X: What kind of difficulties have you experienced?
AW: I met Zecco co-founder Stephen Oliveira in early 2012, and he decided to join us. We also hired a bigger team with developers in Cyprus, marketing in San Diego, and brokers in Los Angeles. Everything was looking gravy with a small round of capital raised from friends and family to take us to live trading. I couldn’t have been more wrong. Two months later our clearing firm was acquired and we got tossed after they changed their business model. Four months later, I lost my U.S. visa status, and had to move back to Sweden for half a year to update it.
We continued to work with FINRA to get regulatory approval, to engage a new clearing firm, and to raise a $1 million investment. But the deal got delayed and we ran out of cash in November 2012. We had to lay off the brokers and FINRA said we had until February 2013 to come up with the money.
We met with another investor and signed an agreement to get $1 million, but the investor’s funds were frozen due to a real estate dispute. In July 2013, some of our early backers invested a small amount of capital to keep the lights on at SprinkleBit. In October 2013, a Canadian angel investor put SprinkleBit back on its feet.
Meanwhile, there were more complications, including problems with the new clearing firm, which required a lot more software development from our side. It took us six months to receive the documentation we needed for their system and another year before they opened their connection to us. The whole experience was Kafkaesque, as taken from the The Trial.[[itals]] But finally, exactly two years after signing our letter of intent, we got a green light to begin trading.
Investors began trading on the SprinkleBit website in November, and we are planning to launch globally in March.
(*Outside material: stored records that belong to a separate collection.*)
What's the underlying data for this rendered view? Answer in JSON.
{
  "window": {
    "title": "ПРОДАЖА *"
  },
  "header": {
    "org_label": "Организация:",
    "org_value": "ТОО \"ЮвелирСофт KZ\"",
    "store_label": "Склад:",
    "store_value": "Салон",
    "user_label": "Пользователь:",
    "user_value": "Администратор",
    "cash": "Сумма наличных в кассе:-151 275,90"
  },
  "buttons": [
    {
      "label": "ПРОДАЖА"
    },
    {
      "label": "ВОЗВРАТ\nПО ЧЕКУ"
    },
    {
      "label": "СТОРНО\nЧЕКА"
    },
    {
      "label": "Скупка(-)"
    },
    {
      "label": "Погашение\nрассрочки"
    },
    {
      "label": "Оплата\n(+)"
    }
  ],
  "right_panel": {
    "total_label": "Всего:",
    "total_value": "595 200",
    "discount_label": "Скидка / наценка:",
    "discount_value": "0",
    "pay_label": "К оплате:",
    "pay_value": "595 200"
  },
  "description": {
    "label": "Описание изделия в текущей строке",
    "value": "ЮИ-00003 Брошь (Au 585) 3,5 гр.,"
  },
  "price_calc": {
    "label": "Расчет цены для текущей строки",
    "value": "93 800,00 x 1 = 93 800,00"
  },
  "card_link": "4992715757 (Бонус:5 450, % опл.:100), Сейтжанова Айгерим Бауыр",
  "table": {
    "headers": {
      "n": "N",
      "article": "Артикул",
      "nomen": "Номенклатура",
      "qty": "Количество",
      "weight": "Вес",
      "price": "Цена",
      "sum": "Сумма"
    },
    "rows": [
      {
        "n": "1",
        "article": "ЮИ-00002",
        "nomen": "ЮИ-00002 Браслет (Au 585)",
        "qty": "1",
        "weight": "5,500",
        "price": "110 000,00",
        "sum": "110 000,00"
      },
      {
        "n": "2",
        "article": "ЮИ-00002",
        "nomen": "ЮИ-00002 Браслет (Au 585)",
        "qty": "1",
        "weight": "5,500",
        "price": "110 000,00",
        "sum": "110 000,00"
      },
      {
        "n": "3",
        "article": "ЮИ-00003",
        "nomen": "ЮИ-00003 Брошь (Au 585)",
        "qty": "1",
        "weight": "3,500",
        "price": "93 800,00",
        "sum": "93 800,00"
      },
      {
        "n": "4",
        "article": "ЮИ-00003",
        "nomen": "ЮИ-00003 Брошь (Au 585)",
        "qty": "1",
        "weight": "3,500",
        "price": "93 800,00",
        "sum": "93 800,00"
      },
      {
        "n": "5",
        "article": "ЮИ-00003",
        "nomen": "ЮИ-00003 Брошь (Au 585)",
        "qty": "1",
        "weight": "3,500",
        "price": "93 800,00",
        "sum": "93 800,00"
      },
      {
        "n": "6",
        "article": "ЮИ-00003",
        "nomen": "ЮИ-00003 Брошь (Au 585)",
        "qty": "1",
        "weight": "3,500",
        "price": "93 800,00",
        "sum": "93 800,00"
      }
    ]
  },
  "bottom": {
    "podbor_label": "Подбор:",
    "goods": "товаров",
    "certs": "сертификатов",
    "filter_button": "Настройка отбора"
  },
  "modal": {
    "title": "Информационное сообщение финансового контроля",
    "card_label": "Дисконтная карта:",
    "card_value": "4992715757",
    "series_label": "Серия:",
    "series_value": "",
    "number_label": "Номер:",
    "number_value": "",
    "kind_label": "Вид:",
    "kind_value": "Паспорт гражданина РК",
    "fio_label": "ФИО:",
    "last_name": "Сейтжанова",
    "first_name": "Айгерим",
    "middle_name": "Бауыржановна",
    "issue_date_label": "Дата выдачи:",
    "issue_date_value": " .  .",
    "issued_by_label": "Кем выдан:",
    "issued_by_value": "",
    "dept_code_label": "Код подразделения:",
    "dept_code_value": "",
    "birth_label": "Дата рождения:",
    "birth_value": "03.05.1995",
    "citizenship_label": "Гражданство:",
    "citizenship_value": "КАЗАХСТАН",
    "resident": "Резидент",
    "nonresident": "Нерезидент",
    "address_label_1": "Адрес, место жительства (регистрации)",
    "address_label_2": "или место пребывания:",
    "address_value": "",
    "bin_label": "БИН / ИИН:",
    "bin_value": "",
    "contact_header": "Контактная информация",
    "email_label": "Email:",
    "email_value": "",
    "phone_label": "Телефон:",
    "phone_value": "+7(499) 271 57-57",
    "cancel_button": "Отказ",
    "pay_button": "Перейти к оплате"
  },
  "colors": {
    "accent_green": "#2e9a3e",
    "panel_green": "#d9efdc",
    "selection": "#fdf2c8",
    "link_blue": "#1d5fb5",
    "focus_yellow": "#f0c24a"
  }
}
X: So how’s your visa status now?
AW: Good question! I’m actually flying back to Sweden in two weeks to renew it, but this time it’s just a formality.